Copy out each line below exactly as written.
====
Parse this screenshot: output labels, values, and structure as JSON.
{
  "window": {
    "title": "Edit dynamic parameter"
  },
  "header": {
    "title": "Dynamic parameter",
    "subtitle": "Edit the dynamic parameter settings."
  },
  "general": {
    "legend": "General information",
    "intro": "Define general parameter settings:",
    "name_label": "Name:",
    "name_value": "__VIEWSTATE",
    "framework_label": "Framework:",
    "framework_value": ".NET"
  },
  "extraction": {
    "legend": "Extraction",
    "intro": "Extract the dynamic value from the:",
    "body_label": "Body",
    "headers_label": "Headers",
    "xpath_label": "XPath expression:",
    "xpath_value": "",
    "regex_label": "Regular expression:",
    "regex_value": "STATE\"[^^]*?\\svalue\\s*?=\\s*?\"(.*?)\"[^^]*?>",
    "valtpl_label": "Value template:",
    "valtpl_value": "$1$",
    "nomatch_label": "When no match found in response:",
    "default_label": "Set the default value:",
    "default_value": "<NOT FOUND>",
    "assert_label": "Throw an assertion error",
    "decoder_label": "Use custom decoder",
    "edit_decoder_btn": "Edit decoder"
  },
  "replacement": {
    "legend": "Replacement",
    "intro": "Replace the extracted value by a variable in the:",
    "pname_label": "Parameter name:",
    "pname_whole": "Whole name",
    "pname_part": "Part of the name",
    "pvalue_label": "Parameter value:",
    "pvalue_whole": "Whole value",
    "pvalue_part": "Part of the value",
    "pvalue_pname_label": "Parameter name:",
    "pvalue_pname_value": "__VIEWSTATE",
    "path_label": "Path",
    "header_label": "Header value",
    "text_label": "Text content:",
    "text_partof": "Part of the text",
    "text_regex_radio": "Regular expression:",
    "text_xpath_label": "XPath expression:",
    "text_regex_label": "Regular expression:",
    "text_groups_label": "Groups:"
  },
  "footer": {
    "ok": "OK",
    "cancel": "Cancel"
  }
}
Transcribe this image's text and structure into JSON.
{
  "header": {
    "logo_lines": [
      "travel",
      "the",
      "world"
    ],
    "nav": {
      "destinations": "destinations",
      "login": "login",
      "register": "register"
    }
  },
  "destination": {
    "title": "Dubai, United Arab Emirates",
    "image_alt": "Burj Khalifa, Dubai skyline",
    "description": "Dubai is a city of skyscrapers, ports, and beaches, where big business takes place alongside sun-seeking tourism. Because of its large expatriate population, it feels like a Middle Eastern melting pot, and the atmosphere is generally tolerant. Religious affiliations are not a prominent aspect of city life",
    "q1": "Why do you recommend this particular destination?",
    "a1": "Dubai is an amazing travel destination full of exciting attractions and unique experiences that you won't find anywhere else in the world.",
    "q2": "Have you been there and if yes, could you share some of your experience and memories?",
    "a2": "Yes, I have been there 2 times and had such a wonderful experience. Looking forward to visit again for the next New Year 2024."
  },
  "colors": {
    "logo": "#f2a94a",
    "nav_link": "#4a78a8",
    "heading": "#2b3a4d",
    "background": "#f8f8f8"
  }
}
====
WRITTEN RESPONSE:
Parse this screenshot: output labels, values, and structure as JSON.
{
  "window": {
    "title": "Edit dynamic parameter"
  },
  "header": {
    "title": "Dynamic parameter",
    "subtitle": "Edit the dynamic parameter settings."
  },
  "general": {
    "legend": "General information",
    "intro": "Define general parameter settings:",
    "name_label": "Name:",
    "name_value": "__VIEWSTATE",
    "framework_label": "Framework:",
    "framework_value": ".NET"
  },
  "extraction": {
    "legend": "Extraction",
    "intro": "Extract the dynamic value from the:",
    "body_label": "Body",
    "headers_label": "Headers",
    "xpath_label": "XPath expression:",
    "xpath_value": "",
    "regex_label": "Regular expression:",
    "regex_value": "STATE\"[^^]*?\\svalue\\s*?=\\s*?\"(.*?)\"[^^]*?>",
    "valtpl_label": "Value template:",
    "valtpl_value": "$1$",
    "nomatch_label": "When no match found in response:",
    "default_label": "Set the default value:",
    "default_value": "<NOT FOUND>",
    "assert_label": "Throw an assertion error",
    "decoder_label": "Use custom decoder",
    "edit_decoder_btn": "Edit decoder"
  },
  "replacement": {
    "legend": "Replacement",
    "intro": "Replace the extracted value by a variable in the:",
    "pname_label": "Parameter name:",
    "pname_whole": "Whole name",
    "pname_part": "Part of the name",
    "pvalue_label": "Parameter value:",
    "pvalue_whole": "Whole value",
    "pvalue_part": "Part of the value",
    "pvalue_pname_label": "Parameter name:",
    "pvalue_pname_value": "__VIEWSTATE",
    "path_label": "Path",
    "header_label": "Header value",
    "text_label": "Text content:",
    "text_partof": "Part of the text",
    "text_regex_radio": "Regular expression:",
    "text_xpath_label": "XPath expression:",
    "text_regex_label": "Regular expression:",
    "text_groups_label": "Groups:"
  },
  "footer": {
    "ok": "OK",
    "cancel": "Cancel"
  }
}
Transcribe this image's text and structure into JSON.
{
  "header": {
    "logo_lines": [
      "travel",
      "the",
      "world"
    ],
    "nav": {
      "destinations": "destinations",
      "login": "login",
      "register": "register"
    }
  },
  "destination": {
    "title": "Dubai, United Arab Emirates",
    "image_alt": "Burj Khalifa, Dubai skyline",
    "description": "Dubai is a city of skyscrapers, ports, and beaches, where big business takes place alongside sun-seeking tourism. Because of its large expatriate population, it feels like a Middle Eastern melting pot, and the atmosphere is generally tolerant. Religious affiliations are not a prominent aspect of city life",
    "q1": "Why do you recommend this particular destination?",
    "a1": "Dubai is an amazing travel destination full of exciting attractions and unique experiences that you won't find anywhere else in the world.",
    "q2": "Have you been there and if yes, could you share some of your experience and memories?",
    "a2": "Yes, I have been there 2 times and had such a wonderful experience. Looking forward to visit again for the next New Year 2024."
  },
  "colors": {
    "logo": "#f2a94a",
    "nav_link": "#4a78a8",
    "heading": "#2b3a4d",
    "background": "#f8f8f8"
  }
}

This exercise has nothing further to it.